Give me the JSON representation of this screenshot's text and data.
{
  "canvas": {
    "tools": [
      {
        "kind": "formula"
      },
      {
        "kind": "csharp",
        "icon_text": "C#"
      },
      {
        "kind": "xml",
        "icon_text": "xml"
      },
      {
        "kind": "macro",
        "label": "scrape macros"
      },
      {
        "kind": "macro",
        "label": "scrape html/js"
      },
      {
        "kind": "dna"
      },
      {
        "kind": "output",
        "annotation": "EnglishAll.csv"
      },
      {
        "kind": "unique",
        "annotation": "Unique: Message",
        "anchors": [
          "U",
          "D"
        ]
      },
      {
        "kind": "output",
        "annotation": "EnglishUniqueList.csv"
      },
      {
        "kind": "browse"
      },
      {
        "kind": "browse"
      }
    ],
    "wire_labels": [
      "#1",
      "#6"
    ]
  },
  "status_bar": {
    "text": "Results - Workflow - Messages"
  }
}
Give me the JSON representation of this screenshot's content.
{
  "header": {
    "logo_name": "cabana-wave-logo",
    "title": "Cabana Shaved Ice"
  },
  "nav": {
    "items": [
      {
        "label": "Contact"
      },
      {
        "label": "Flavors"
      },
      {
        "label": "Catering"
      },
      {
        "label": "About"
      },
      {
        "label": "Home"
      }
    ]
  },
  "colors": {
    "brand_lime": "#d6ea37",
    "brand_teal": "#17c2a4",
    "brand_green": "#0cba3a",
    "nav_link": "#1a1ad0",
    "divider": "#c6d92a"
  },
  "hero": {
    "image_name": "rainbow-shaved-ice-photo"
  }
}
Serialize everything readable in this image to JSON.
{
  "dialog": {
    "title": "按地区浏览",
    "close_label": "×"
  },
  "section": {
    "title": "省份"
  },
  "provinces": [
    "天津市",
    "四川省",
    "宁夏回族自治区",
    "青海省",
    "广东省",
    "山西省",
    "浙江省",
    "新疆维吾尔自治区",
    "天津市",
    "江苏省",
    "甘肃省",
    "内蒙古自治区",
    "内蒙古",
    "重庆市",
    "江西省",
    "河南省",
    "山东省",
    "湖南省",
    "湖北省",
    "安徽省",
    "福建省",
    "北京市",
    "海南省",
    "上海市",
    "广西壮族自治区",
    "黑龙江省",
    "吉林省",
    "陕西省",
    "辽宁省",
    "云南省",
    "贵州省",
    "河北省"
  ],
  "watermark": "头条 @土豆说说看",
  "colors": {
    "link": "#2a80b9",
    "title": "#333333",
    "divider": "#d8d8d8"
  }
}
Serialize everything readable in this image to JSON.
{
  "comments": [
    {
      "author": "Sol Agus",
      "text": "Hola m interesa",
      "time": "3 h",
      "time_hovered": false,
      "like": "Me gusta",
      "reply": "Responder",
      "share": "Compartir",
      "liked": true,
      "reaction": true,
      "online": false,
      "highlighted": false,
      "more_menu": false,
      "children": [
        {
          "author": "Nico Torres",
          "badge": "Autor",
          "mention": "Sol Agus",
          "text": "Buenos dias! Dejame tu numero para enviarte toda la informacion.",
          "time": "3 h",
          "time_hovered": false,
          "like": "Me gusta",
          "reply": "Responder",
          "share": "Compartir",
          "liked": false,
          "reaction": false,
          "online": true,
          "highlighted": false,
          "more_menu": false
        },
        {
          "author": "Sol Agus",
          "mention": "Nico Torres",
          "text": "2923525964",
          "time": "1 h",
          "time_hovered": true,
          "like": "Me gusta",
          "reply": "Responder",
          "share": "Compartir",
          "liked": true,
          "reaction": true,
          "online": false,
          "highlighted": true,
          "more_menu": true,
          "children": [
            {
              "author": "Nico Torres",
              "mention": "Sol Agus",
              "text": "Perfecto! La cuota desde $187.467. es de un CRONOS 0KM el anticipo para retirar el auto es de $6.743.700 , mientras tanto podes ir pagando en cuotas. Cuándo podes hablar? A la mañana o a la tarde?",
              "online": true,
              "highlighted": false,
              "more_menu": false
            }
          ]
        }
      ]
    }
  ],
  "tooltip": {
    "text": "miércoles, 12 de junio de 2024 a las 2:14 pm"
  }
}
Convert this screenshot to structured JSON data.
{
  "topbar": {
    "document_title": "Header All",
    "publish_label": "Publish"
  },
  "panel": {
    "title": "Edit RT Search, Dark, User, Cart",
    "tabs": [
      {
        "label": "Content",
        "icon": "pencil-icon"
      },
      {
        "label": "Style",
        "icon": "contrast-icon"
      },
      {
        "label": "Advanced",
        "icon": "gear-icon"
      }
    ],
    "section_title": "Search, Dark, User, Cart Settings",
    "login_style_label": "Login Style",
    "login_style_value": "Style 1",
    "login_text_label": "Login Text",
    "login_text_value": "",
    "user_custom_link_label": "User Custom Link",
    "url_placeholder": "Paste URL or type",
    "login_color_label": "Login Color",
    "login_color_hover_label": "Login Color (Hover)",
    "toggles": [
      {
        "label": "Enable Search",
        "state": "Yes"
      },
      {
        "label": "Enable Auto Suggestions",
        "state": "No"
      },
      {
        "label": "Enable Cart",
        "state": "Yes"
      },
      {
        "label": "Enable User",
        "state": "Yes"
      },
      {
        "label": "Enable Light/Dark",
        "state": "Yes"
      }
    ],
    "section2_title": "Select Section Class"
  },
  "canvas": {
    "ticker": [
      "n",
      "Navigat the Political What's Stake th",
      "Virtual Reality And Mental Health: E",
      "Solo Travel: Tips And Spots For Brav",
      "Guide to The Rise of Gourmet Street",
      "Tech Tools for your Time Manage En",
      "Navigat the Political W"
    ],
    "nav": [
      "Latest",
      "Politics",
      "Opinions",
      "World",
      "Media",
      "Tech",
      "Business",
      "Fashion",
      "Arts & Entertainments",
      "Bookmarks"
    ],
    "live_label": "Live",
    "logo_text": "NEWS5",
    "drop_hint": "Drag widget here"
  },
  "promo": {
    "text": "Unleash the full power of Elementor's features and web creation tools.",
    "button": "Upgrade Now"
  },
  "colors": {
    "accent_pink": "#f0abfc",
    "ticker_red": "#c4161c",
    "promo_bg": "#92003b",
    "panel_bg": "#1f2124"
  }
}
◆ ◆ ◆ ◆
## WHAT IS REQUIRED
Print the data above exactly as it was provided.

## COMPLETED TASK
Give me the JSON representation of this screenshot's text and data.
{
  "canvas": {
    "tools": [
      {
        "kind": "formula"
      },
      {
        "kind": "csharp",
        "icon_text": "C#"
      },
      {
        "kind": "xml",
        "icon_text": "xml"
      },
      {
        "kind": "macro",
        "label": "scrape macros"
      },
      {
        "kind": "macro",
        "label": "scrape html/js"
      },
      {
        "kind": "dna"
      },
      {
        "kind": "output",
        "annotation": "EnglishAll.csv"
      },
      {
        "kind": "unique",
        "annotation": "Unique: Message",
        "anchors": [
          "U",
          "D"
        ]
      },
      {
        "kind": "output",
        "annotation": "EnglishUniqueList.csv"
      },
      {
        "kind": "browse"
      },
      {
        "kind": "browse"
      }
    ],
    "wire_labels": [
      "#1",
      "#6"
    ]
  },
  "status_bar": {
    "text": "Results - Workflow - Messages"
  }
}
Give me the JSON representation of this screenshot's content.
{
  "header": {
    "logo_name": "cabana-wave-logo",
    "title": "Cabana Shaved Ice"
  },
  "nav": {
    "items": [
      {
        "label": "Contact"
      },
      {
        "label": "Flavors"
      },
      {
        "label": "Catering"
      },
      {
        "label": "About"
      },
      {
        "label": "Home"
      }
    ]
  },
  "colors": {
    "brand_lime": "#d6ea37",
    "brand_teal": "#17c2a4",
    "brand_green": "#0cba3a",
    "nav_link": "#1a1ad0",
    "divider": "#c6d92a"
  },
  "hero": {
    "image_name": "rainbow-shaved-ice-photo"
  }
}
Serialize everything readable in this image to JSON.
{
  "dialog": {
    "title": "按地区浏览",
    "close_label": "×"
  },
  "section": {
    "title": "省份"
  },
  "provinces": [
    "天津市",
    "四川省",
    "宁夏回族自治区",
    "青海省",
    "广东省",
    "山西省",
    "浙江省",
    "新疆维吾尔自治区",
    "天津市",
    "江苏省",
    "甘肃省",
    "内蒙古自治区",
    "内蒙古",
    "重庆市",
    "江西省",
    "河南省",
    "山东省",
    "湖南省",
    "湖北省",
    "安徽省",
    "福建省",
    "北京市",
    "海南省",
    "上海市",
    "广西壮族自治区",
    "黑龙江省",
    "吉林省",
    "陕西省",
    "辽宁省",
    "云南省",
    "贵州省",
    "河北省"
  ],
  "watermark": "头条 @土豆说说看",
  "colors": {
    "link": "#2a80b9",
    "title": "#333333",
    "divider": "#d8d8d8"
  }
}
Serialize everything readable in this image to JSON.
{
  "comments": [
    {
      "author": "Sol Agus",
      "text": "Hola m interesa",
      "time": "3 h",
      "time_hovered": false,
      "like": "Me gusta",
      "reply": "Responder",
      "share": "Compartir",
      "liked": true,
      "reaction": true,
      "online": false,
      "highlighted": false,
      "more_menu": false,
      "children": [
        {
          "author": "Nico Torres",
          "badge": "Autor",
          "mention": "Sol Agus",
          "text": "Buenos dias! Dejame tu numero para enviarte toda la informacion.",
          "time": "3 h",
          "time_hovered": false,
          "like": "Me gusta",
          "reply": "Responder",
          "share": "Compartir",
          "liked": false,
          "reaction": false,
          "online": true,
          "highlighted": false,
          "more_menu": false
        },
        {
          "author": "Sol Agus",
          "mention": "Nico Torres",
          "text": "2923525964",
          "time": "1 h",
          "time_hovered": true,
          "like": "Me gusta",
          "reply": "Responder",
          "share": "Compartir",
          "liked": true,
          "reaction": true,
          "online": false,
          "highlighted": true,
          "more_menu": true,
          "children": [
            {
              "author": "Nico Torres",
              "mention": "Sol Agus",
              "text": "Perfecto! La cuota desde $187.467. es de un CRONOS 0KM el anticipo para retirar el auto es de $6.743.700 , mientras tanto podes ir pagando en cuotas. Cuándo podes hablar? A la mañana o a la tarde?",
              "online": true,
              "highlighted": false,
              "more_menu": false
            }
          ]
        }
      ]
    }
  ],
  "tooltip": {
    "text": "miércoles, 12 de junio de 2024 a las 2:14 pm"
  }
}
Convert this screenshot to structured JSON data.
{
  "topbar": {
    "document_title": "Header All",
    "publish_label": "Publish"
  },
  "panel": {
    "title": "Edit RT Search, Dark, User, Cart",
    "tabs": [
      {
        "label": "Content",
        "icon": "pencil-icon"
      },
      {
        "label": "Style",
        "icon": "contrast-icon"
      },
      {
        "label": "Advanced",
        "icon": "gear-icon"
      }
    ],
    "section_title": "Search, Dark, User, Cart Settings",
    "login_style_label": "Login Style",
    "login_style_value": "Style 1",
    "login_text_label": "Login Text",
    "login_text_value": "",
    "user_custom_link_label": "User Custom Link",
    "url_placeholder": "Paste URL or type",
    "login_color_label": "Login Color",
    "login_color_hover_label": "Login Color (Hover)",
    "toggles": [
      {
        "label": "Enable Search",
        "state": "Yes"
      },
      {
        "label": "Enable Auto Suggestions",
        "state": "No"
      },
      {
        "label": "Enable Cart",
        "state": "Yes"
      },
      {
        "label": "Enable User",
        "state": "Yes"
      },
      {
        "label": "Enable Light/Dark",
        "state": "Yes"
      }
    ],
    "section2_title": "Select Section Class"
  },
  "canvas": {
    "ticker": [
      "n",
      "Navigat the Political What's Stake th",
      "Virtual Reality And Mental Health: E",
      "Solo Travel: Tips And Spots For Brav",
      "Guide to The Rise of Gourmet Street",
      "Tech Tools for your Time Manage En",
      "Navigat the Political W"
    ],
    "nav": [
      "Latest",
      "Politics",
      "Opinions",
      "World",
      "Media",
      "Tech",
      "Business",
      "Fashion",
      "Arts & Entertainments",
      "Bookmarks"
    ],
    "live_label": "Live",
    "logo_text": "NEWS5",
    "drop_hint": "Drag widget here"
  },
  "promo": {
    "text": "Unleash the full power of Elementor's features and web creation tools.",
    "button": "Upgrade Now"
  },
  "colors": {
    "accent_pink": "#f0abfc",
    "ticker_red": "#c4161c",
    "promo_bg": "#92003b",
    "panel_bg": "#1f2124"
  }
}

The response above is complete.